HARROWING SNOBBERY was dish of the day at Cambridge's Hotel du Vin yesterday lunchtime. On ordering a bottle of Chapel Down's '06 Kent Bacchus, the "Bohr-Dow" Sommelier indicated such brazen disgust that even the waiter scuppered. Despite the professional's pleading alternative suggestions, we persisted, finding a flavour tally of racy hawthorn (words rarely partnered) and smashed whitecurrant with acidity canny enough to slice through near-theatrical prejudice and sometimes slovenly service. Sentiments stemming from rugby?
The brasserie menu is distinctly lacking in aquaculture, possibly at the sommelier's behest. Cheese could not be explained, the cheeseologist probably locked in a larder, sobbing from another sommelier's scolding. Rabbit feed (lettuce) is a passenger to every single savoury dish, sometimes covertly dressed for dinner under the code, 'mesclun'.
Of Smoked Duck with Poached Pear, Pecans and Raspberries, and haggard Pot Roast Partridge, it was the Eton Mesclun (I mean Mess) which delivered five star service.
Pictured: glasses chandelier in reception (a cliché in the wine trade), tasting room/luggage store under lock and key, and artistically shaved Chef. Alas I didn't have time to explore the chain's famous anti-hangover showers...
Three further scribbles from my time on the Channel Islands:
Clos de Tart Grand Cru Monopole '97, Mommessin: A soft, fragrant, fleshy breath with a waxy nose and spiced violets underneath.
Château Pichon-Longueville Pauillac '96: Brassica nose with concentrated cassis, red leather, conqueror paper and couth tannins. A product of decades of strict quality control.
Château Léoville Poyferré Saint-Julien '96: The most softly drinkable of the three.

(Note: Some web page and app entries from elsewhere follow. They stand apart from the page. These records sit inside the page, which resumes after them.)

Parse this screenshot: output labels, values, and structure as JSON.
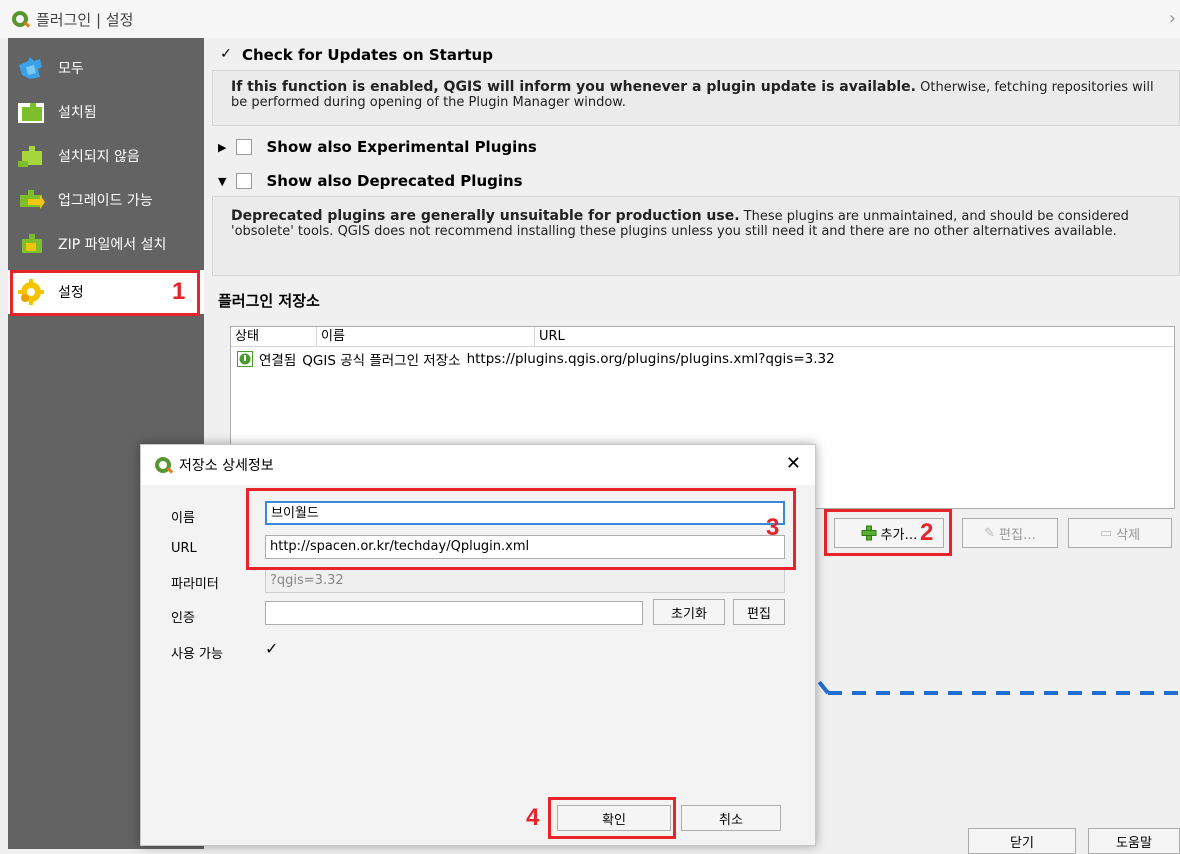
{
  "window": {
    "title": "플러그인 | 설정"
  },
  "sidebar": {
    "items": [
      {
        "label": "모두",
        "icon": "puzzle-all-icon"
      },
      {
        "label": "설치됨",
        "icon": "puzzle-installed-icon"
      },
      {
        "label": "설치되지 않음",
        "icon": "puzzle-not-installed-icon"
      },
      {
        "label": "업그레이드 가능",
        "icon": "puzzle-upgrade-icon"
      },
      {
        "label": "ZIP 파일에서 설치",
        "icon": "puzzle-zip-icon"
      },
      {
        "label": "설정",
        "icon": "gear-icon"
      }
    ],
    "selected_index": 5
  },
  "settings": {
    "check_updates_label": "Check for Updates on Startup",
    "check_updates_checked": true,
    "updates_desc_bold": "If this function is enabled, QGIS will inform you whenever a plugin update is available.",
    "updates_desc_rest": " Otherwise, fetching repositories will be performed during opening of the Plugin Manager window.",
    "experimental_label": "Show also Experimental Plugins",
    "deprecated_label": "Show also Deprecated Plugins",
    "deprecated_desc_bold": "Deprecated plugins are generally unsuitable for production use.",
    "deprecated_desc_rest": " These plugins are unmaintained, and should be considered 'obsolete' tools. QGIS does not recommend installing these plugins unless you still need it and there are no other alternatives available."
  },
  "repositories": {
    "section_title": "플러그인 저장소",
    "columns": [
      "상태",
      "이름",
      "URL"
    ],
    "rows": [
      {
        "status": "연결됨",
        "name": "QGIS 공식 플러그인 저장소",
        "url": "https://plugins.qgis.org/plugins/plugins.xml?qgis=3.32"
      }
    ],
    "add_label": "추가…",
    "edit_label": "편집…",
    "delete_label": "삭제"
  },
  "footer": {
    "close_label": "닫기",
    "help_label": "도움말"
  },
  "dialog": {
    "title": "저장소 상세정보",
    "name_label": "이름",
    "name_value": "브이월드",
    "url_label": "URL",
    "url_value": "http://spacen.or.kr/techday/Qplugin.xml",
    "param_label": "파라미터",
    "param_placeholder": "?qgis=3.32",
    "auth_label": "인증",
    "auth_value": "",
    "reset_label": "초기화",
    "auth_edit_label": "편집",
    "enabled_label": "사용 가능",
    "enabled_checked": true,
    "ok_label": "확인",
    "cancel_label": "취소"
  },
  "annotations": {
    "step1": "1",
    "step2": "2",
    "step3": "3",
    "step4": "4"
  },
  "colors": {
    "highlight": "#e8242a",
    "arrow": "#1f6ed4",
    "sidebar": "#636363",
    "qgis_green": "#589632"
  }
}
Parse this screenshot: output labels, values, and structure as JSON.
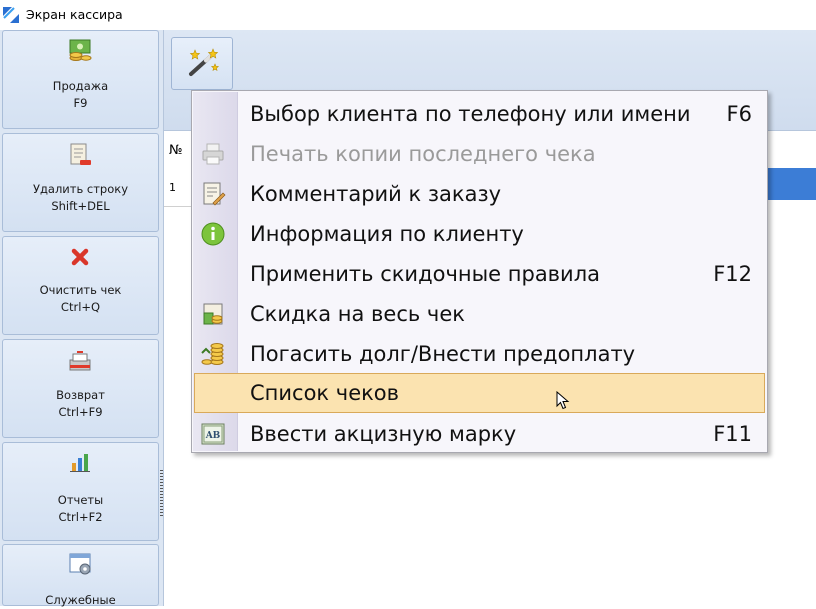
{
  "window": {
    "title": "Экран кассира",
    "icon": "app-icon"
  },
  "sidebar": {
    "buttons": [
      {
        "label": "Продажа",
        "shortcut": "F9",
        "icon": "sale-money-icon"
      },
      {
        "label": "Удалить строку",
        "shortcut": "Shift+DEL",
        "icon": "delete-row-icon"
      },
      {
        "label": "Очистить чек",
        "shortcut": "Ctrl+Q",
        "icon": "clear-x-icon"
      },
      {
        "label": "Возврат",
        "shortcut": "Ctrl+F9",
        "icon": "return-icon"
      },
      {
        "label": "Отчеты",
        "shortcut": "Ctrl+F2",
        "icon": "report-chart-icon"
      },
      {
        "label": "Служебные",
        "shortcut": "",
        "icon": "service-icon"
      }
    ]
  },
  "toolbar": {
    "magic_icon": "magic-wand-icon"
  },
  "grid": {
    "col_no": "№",
    "row_no": "1"
  },
  "menu": {
    "items": [
      {
        "label": "Выбор клиента по телефону или имени",
        "shortcut": "F6",
        "icon": "",
        "enabled": true
      },
      {
        "label": "Печать копии последнего чека",
        "shortcut": "",
        "icon": "printer-icon",
        "enabled": false
      },
      {
        "label": "Комментарий к заказу",
        "shortcut": "",
        "icon": "comment-icon",
        "enabled": true
      },
      {
        "label": "Информация по клиенту",
        "shortcut": "",
        "icon": "info-icon",
        "enabled": true
      },
      {
        "label": "Применить скидочные правила",
        "shortcut": "F12",
        "icon": "",
        "enabled": true
      },
      {
        "label": "Скидка на весь чек",
        "shortcut": "",
        "icon": "discount-icon",
        "enabled": true
      },
      {
        "label": "Погасить долг/Внести предоплату",
        "shortcut": "",
        "icon": "coins-icon",
        "enabled": true
      },
      {
        "label": "Список чеков",
        "shortcut": "",
        "icon": "",
        "enabled": true,
        "highlighted": true
      },
      {
        "label": "Ввести акцизную марку",
        "shortcut": "F11",
        "icon": "excise-stamp-icon",
        "enabled": true
      }
    ]
  },
  "colors": {
    "highlight": "#fbe3b0",
    "selection": "#3c7dd6",
    "panel": "#dce6f3"
  }
}
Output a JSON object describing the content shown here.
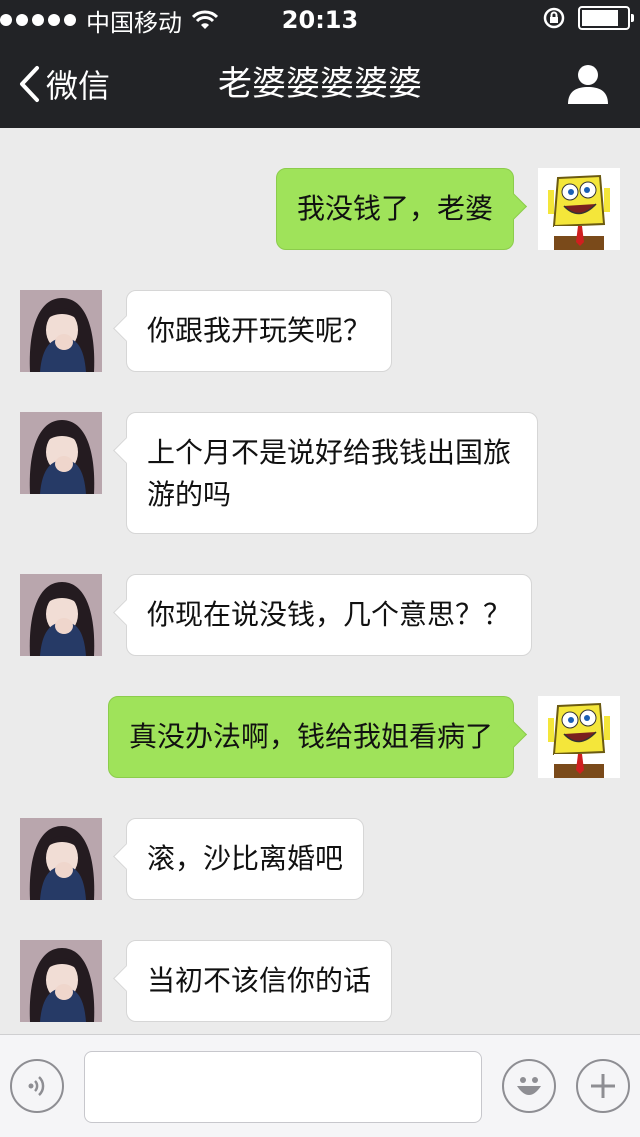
{
  "status_bar": {
    "carrier": "中国移动",
    "time": "20:13",
    "battery_level": 0.9
  },
  "nav": {
    "back_label": "微信",
    "title": "老婆婆婆婆婆"
  },
  "messages": [
    {
      "side": "out",
      "text": "我没钱了，老婆"
    },
    {
      "side": "in",
      "text": "你跟我开玩笑呢？"
    },
    {
      "side": "in",
      "text": "上个月不是说好给我钱出国旅游的吗"
    },
    {
      "side": "in",
      "text": "你现在说没钱，几个意思？？"
    },
    {
      "side": "out",
      "text": "真没办法啊，钱给我姐看病了"
    },
    {
      "side": "in",
      "text": "滚，沙比离婚吧"
    },
    {
      "side": "in",
      "text": "当初不该信你的话"
    }
  ],
  "input": {
    "value": "",
    "placeholder": ""
  },
  "icons": {
    "back": "chevron-left-icon",
    "profile": "person-icon",
    "voice": "voice-icon",
    "emoji": "emoji-icon",
    "plus": "plus-icon"
  },
  "colors": {
    "nav_bg": "#222326",
    "chat_bg": "#ebebeb",
    "outgoing_bubble": "#9fe35a",
    "incoming_bubble": "#ffffff"
  }
}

Stylish, balanced, rounded but dense with a herb tinged nose. I think I was suffering for my art by this time, having also written 'tastes like buried meteorite...'